An example of opus teutonicum from Lower Saxony. An example of opus teutonicum from Lower Saxony. Copyright Metropolitan Museum of Art, New York, acc. no. 38.19.32.

Opus teutonicum is a style of whitework embroidery popular during the medieval period in various parts of Europe that later became part of Germany, notably Lower Saxony, Hesse and Westphalia. It was also popular in parts of Switzerland and southern Scandinavia.

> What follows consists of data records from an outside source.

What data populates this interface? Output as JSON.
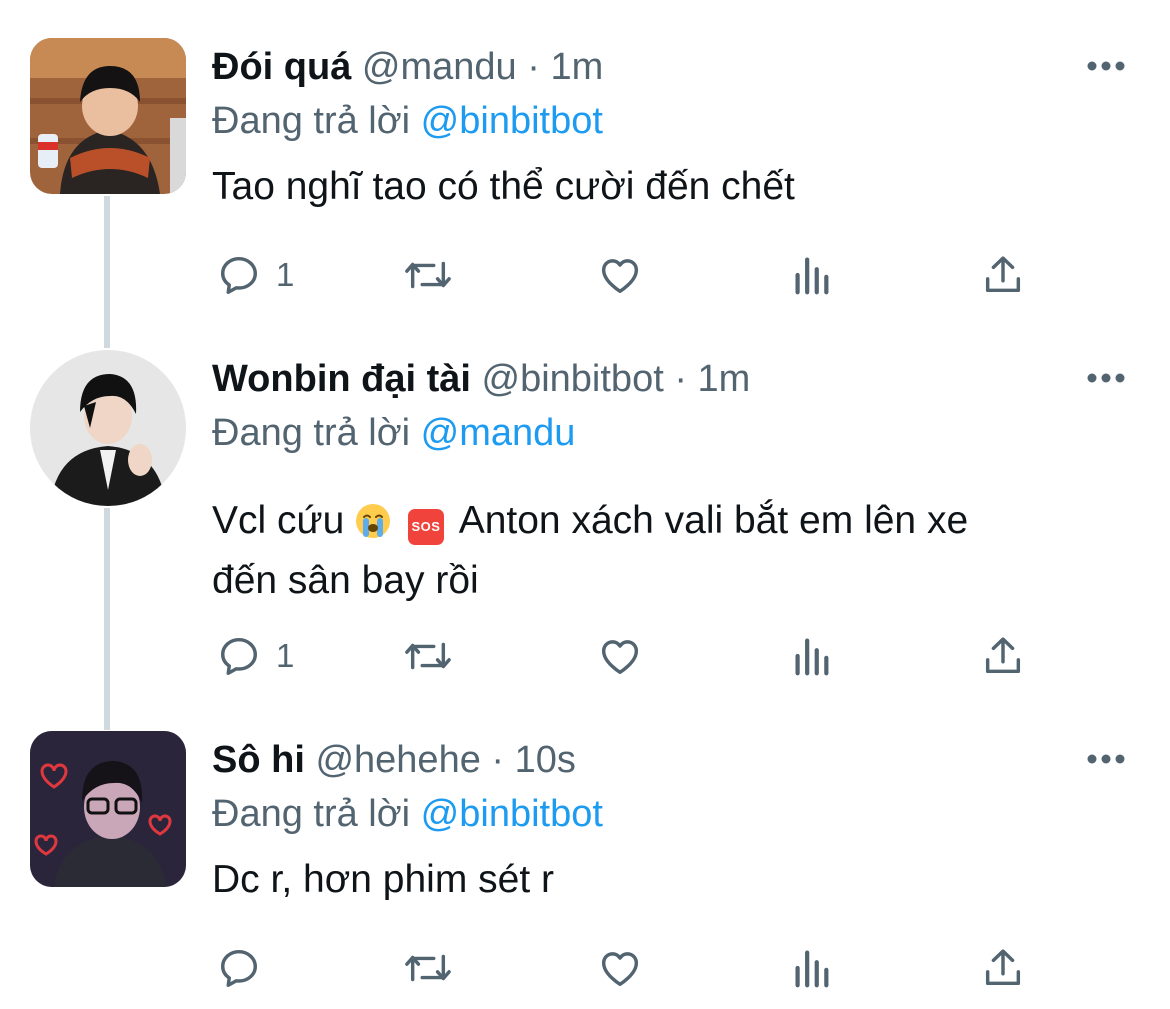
{
  "tweets": [
    {
      "display_name": "Đói quá",
      "handle": "@mandu",
      "dot": "·",
      "time": "1m",
      "replying_prefix": "Đang trả lời",
      "replying_to": "@binbitbot",
      "text": "Tao nghĩ tao có thể cười đến chết",
      "reply_count": "1"
    },
    {
      "display_name": "Wonbin đại tài",
      "handle": "@binbitbot",
      "dot": "·",
      "time": "1m",
      "replying_prefix": "Đang trả lời",
      "replying_to": "@mandu",
      "text_before_emoji": "Vcl cứu",
      "emoji_1": "crying-face",
      "emoji_2": "SOS",
      "text_after_emoji": "Anton xách vali bắt em lên xe",
      "text_line_2": "đến sân bay rồi",
      "reply_count": "1"
    },
    {
      "display_name": "Sô hi",
      "handle": "@hehehe",
      "dot": "·",
      "time": "10s",
      "replying_prefix": "Đang trả lời",
      "replying_to": "@binbitbot",
      "text": "Dc r, hơn phim sét r",
      "reply_count": ""
    }
  ],
  "icons": {
    "reply": "reply-icon",
    "retweet": "retweet-icon",
    "like": "heart-icon",
    "views": "analytics-icon",
    "share": "share-icon",
    "more": "more-icon"
  },
  "colors": {
    "text": "#0f1419",
    "secondary": "#536471",
    "link": "#1d9bf0",
    "thread_line": "#cfd9de"
  }
}
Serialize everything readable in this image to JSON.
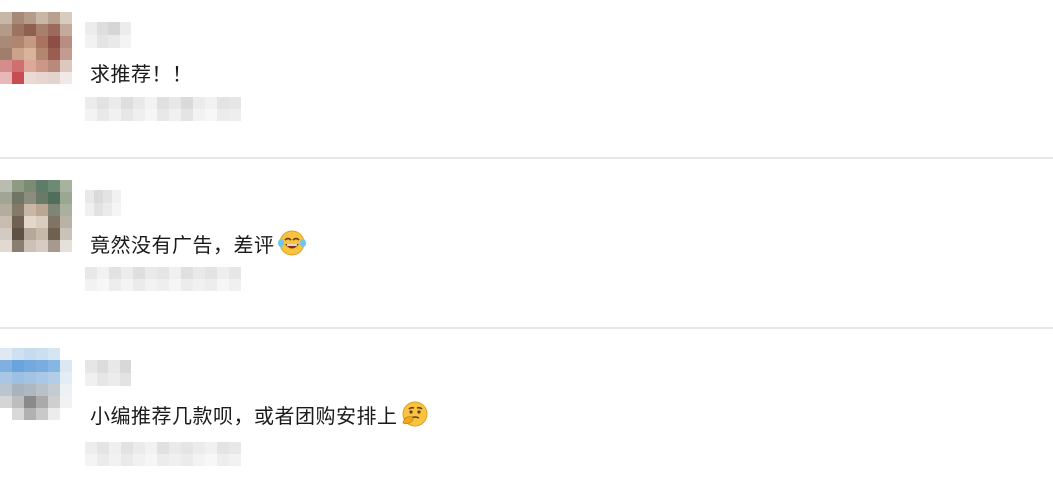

Opus teutonicum has been produced since at least the twelfth century AD. It was usually worked on a linen ground using a white linen thread, although sometimes white wool was used. There are two main forms of opus teutonicum, one is worked on a plain weave ground, the other on a net-like ground using a drawn thread technique. The first type sometimes used coloured wool or silk threads to highlight certain features. By the second half of the thirteenth century the use of coloured silks started to increase. This form of opus teutonicum uses a range of stitches, including chain stitch, gobelin stitch, long aand short stitch,satin stitch and stem stitch. This type is particularly associated with Kloster Lüne (northern Germany).

The second form was made using buttonhole stitch to outline a design. The interior of the design was left plain, but the areas outside of it were made into a net-like ground.

Earlier examples of opus teutonicum were usually decorated with Biblical and religious imagery. By the fourteenth century, however, there was an increase in the use of secular motifs, including non-religious human figures, as well as animals and birds, but also heraldic motifs.

Sources:

  • BARNET, Peter (1995). 'Opus Teutonicum: A medieval Westphalian lectern cover,' Hali: Carpet, Textile and Islamic Art, 79, pp. 98-100.
  • CLABBURN, Pamela (1976). The Needleworker’s Dictionary, London: Macmillan London Ltd., p. 191.
  • SCHUETTE, Marie and Sigrid MÜLLER-CHRISTENSEN (1964). The Art of Embroidery, London: Thames and Hudson.
  • YOUNG, Bonnie (1970). 'Needlework by nuns: A Medieval religious embroidery,' The Metropolitan Museum of Art Bulletin, February, p. 263.

Metropolitan Museum of Art online catalogue (retrieved 6th July 2016).

GVE

Last modified on Sunday, 14 May 2017 12:33